Health Affairs Article: Medicaid Expansion Under Health Reform May Increase Service Use and Improve Access For Low-Income Adults With Diabetes
This analysis finds that Medicaid’s role in financing diabetes care will grow when many low-income uninsured people with diabetes become eligible for Medicaid as the program expansions under the Affordable Care Act in 2014.
Adult Medicaid beneficiaries with diabetes had annual per person health expenditures more than three times higher than adult beneficiaries without the disease — $14,229 versus $4,568, according to the study. At the same time, many uninsured adults with diabetes are less likely to visit the doctor, fill prescriptions or use other health services than their counterparts on Medicaid, putting them at risk of not adhering to recommended guidelines for diabetes care. As they become eligible for Medicaid under health reform they are likely to enter the program with unmet health needs, and covering them is likely to result in both improved access and increased use of health care by this population, the study found.

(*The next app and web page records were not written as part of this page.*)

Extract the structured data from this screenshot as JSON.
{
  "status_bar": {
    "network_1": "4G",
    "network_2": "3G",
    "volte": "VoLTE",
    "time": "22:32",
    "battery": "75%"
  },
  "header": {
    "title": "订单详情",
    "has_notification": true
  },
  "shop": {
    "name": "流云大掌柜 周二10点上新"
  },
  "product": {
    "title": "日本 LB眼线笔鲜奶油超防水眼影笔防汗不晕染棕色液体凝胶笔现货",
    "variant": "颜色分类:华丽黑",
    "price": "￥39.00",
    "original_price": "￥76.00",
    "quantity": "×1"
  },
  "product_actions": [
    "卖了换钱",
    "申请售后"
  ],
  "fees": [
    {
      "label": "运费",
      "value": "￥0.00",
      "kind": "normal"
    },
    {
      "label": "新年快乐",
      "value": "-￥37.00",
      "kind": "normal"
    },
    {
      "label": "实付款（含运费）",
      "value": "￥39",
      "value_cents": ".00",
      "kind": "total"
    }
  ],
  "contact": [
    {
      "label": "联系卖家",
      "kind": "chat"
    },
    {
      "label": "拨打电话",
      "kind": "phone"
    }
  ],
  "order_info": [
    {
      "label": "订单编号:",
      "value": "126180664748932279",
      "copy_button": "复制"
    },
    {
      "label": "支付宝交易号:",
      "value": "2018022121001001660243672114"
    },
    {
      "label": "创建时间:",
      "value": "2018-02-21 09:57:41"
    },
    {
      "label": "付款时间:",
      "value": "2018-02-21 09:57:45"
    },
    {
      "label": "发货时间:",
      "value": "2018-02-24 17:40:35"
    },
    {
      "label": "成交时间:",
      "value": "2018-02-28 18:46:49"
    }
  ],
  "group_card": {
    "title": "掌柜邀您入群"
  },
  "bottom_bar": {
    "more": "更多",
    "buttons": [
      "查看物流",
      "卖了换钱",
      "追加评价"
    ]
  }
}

The study is part of a collection of papers published in the January 2012 issue of Health Affairs that explore the challenges that the increasing prevalence of diabetes represents for public health and health care systems in the United States and internationally.

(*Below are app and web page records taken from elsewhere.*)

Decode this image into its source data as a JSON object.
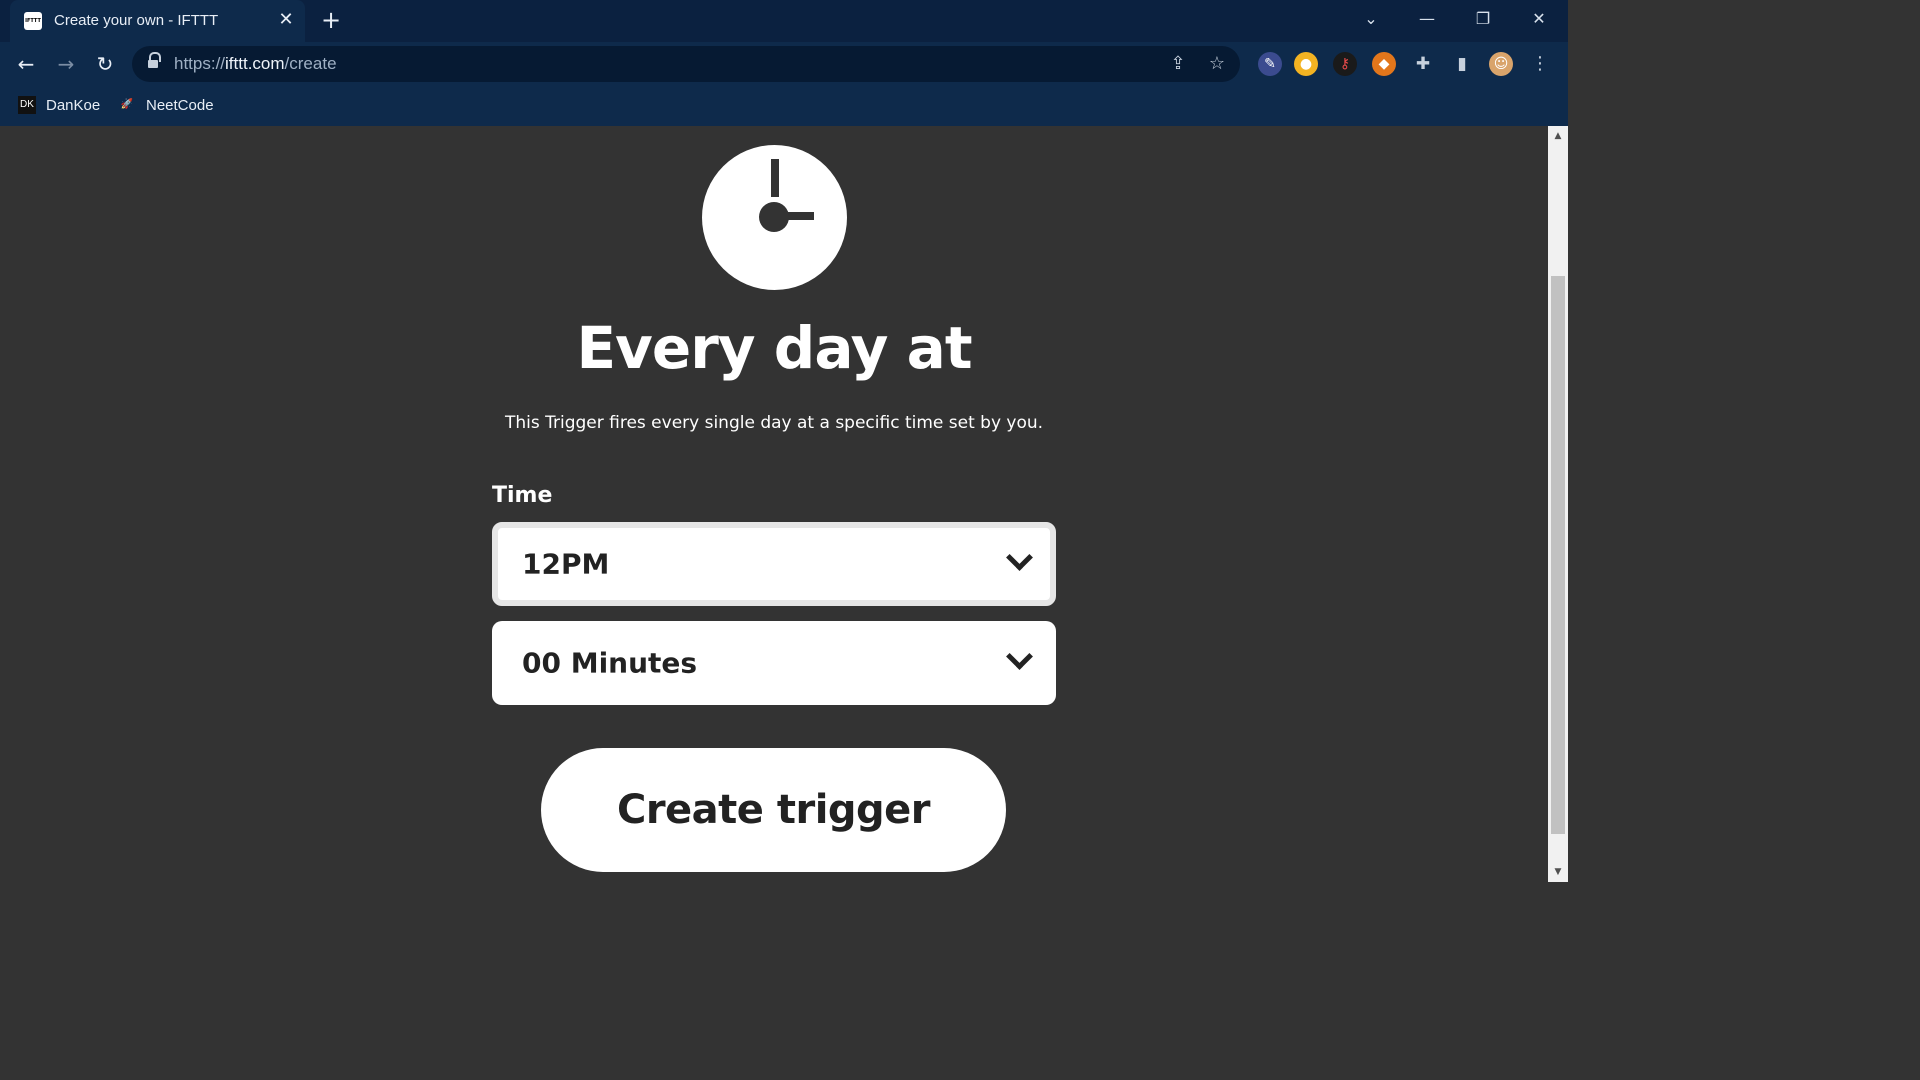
{
  "browser": {
    "tab_title": "Create your own - IFTTT",
    "tab_favicon_text": "IFTTT",
    "url_prefix": "https://",
    "url_host": "ifttt.com",
    "url_path": "/create",
    "bookmarks": [
      {
        "label": "DanKoe",
        "icon": "dankoe-logo-icon"
      },
      {
        "label": "NeetCode",
        "icon": "neetcode-rocket-icon"
      }
    ]
  },
  "page": {
    "icon": "clock-icon",
    "heading": "Every day at",
    "description": "This Trigger fires every single day at a specific time set by you.",
    "time_label": "Time",
    "hour_select_value": "12PM",
    "minute_select_value": "00 Minutes",
    "create_button_label": "Create trigger"
  },
  "colors": {
    "page_background": "#333333",
    "chrome_background": "#0e2a4b",
    "button_background": "#ffffff",
    "text_dark": "#222222"
  }
}
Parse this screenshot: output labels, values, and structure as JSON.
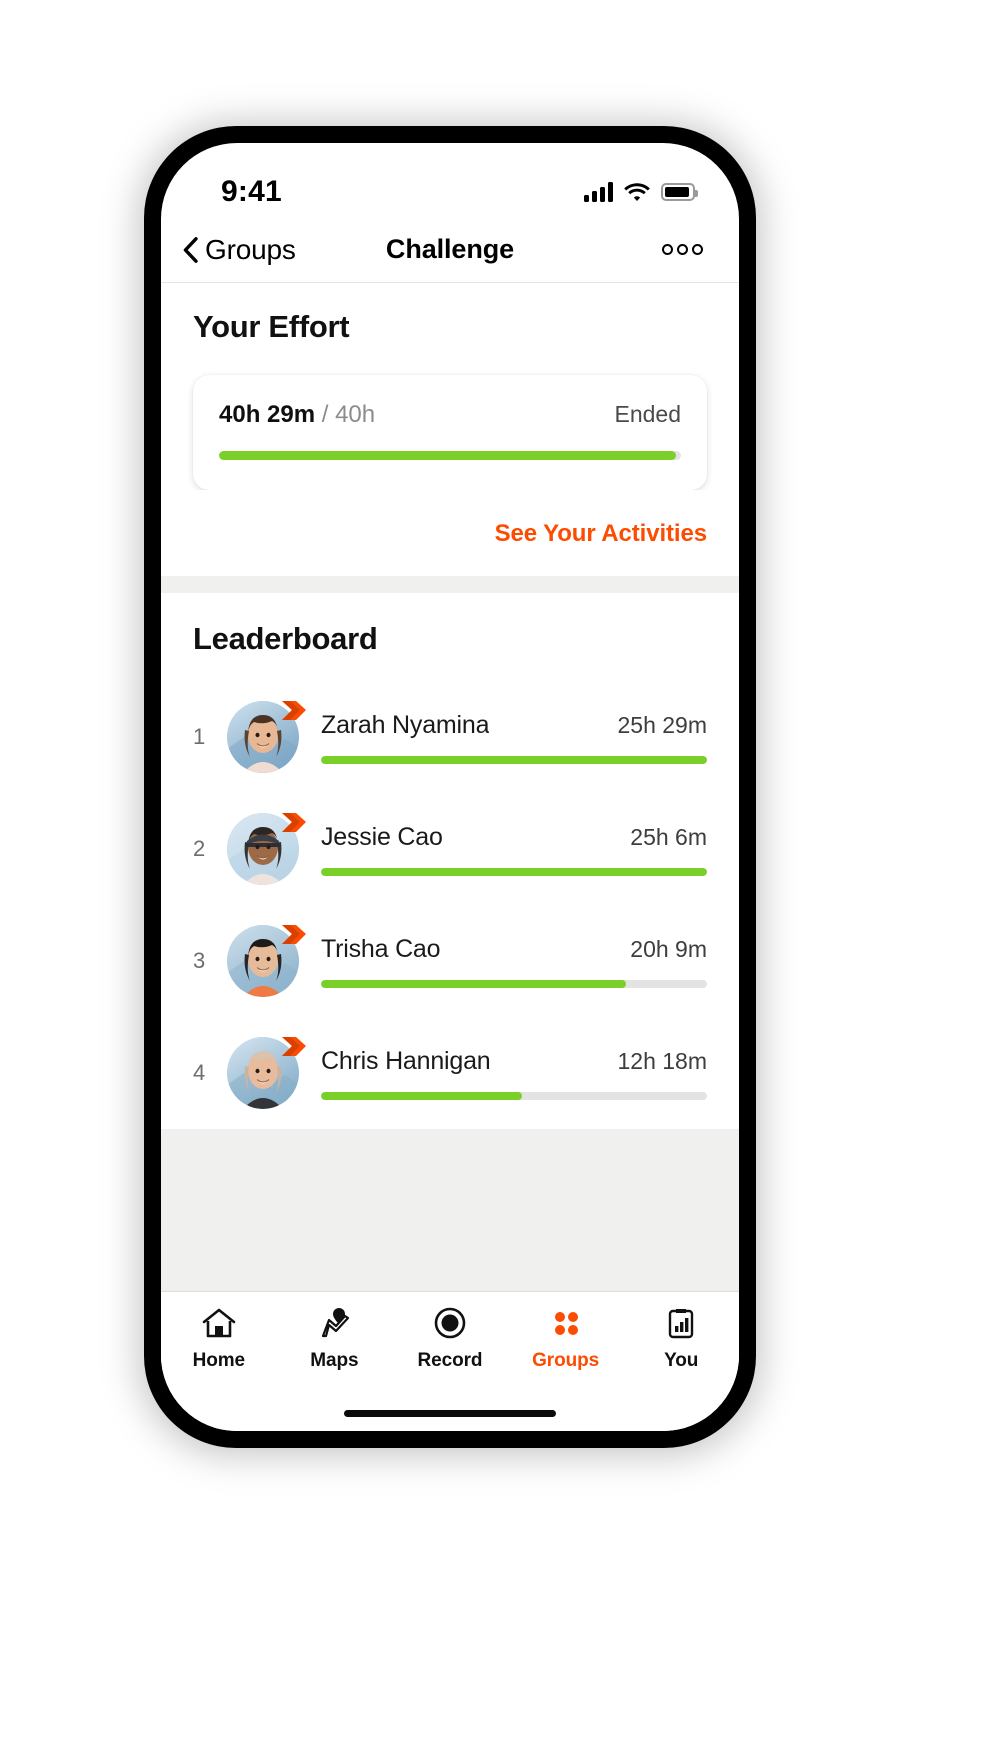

also of interest
- The Uninsured: A Primer - Key Facts About Health Insurance and the Uninsured in America
- Profiles of Medicaid Outreach and Enrollment Strategies: Using Text Messaging to Reach and Enroll Uninsured Individuals into Medicaid and CHIP
- What is Medicaid's Impact on Access to Care, Health Outcomes, and Quality of Care? Setting the Record Straight on the Evidence
- The Role of Medicaid for Adults With Chronic Illnesses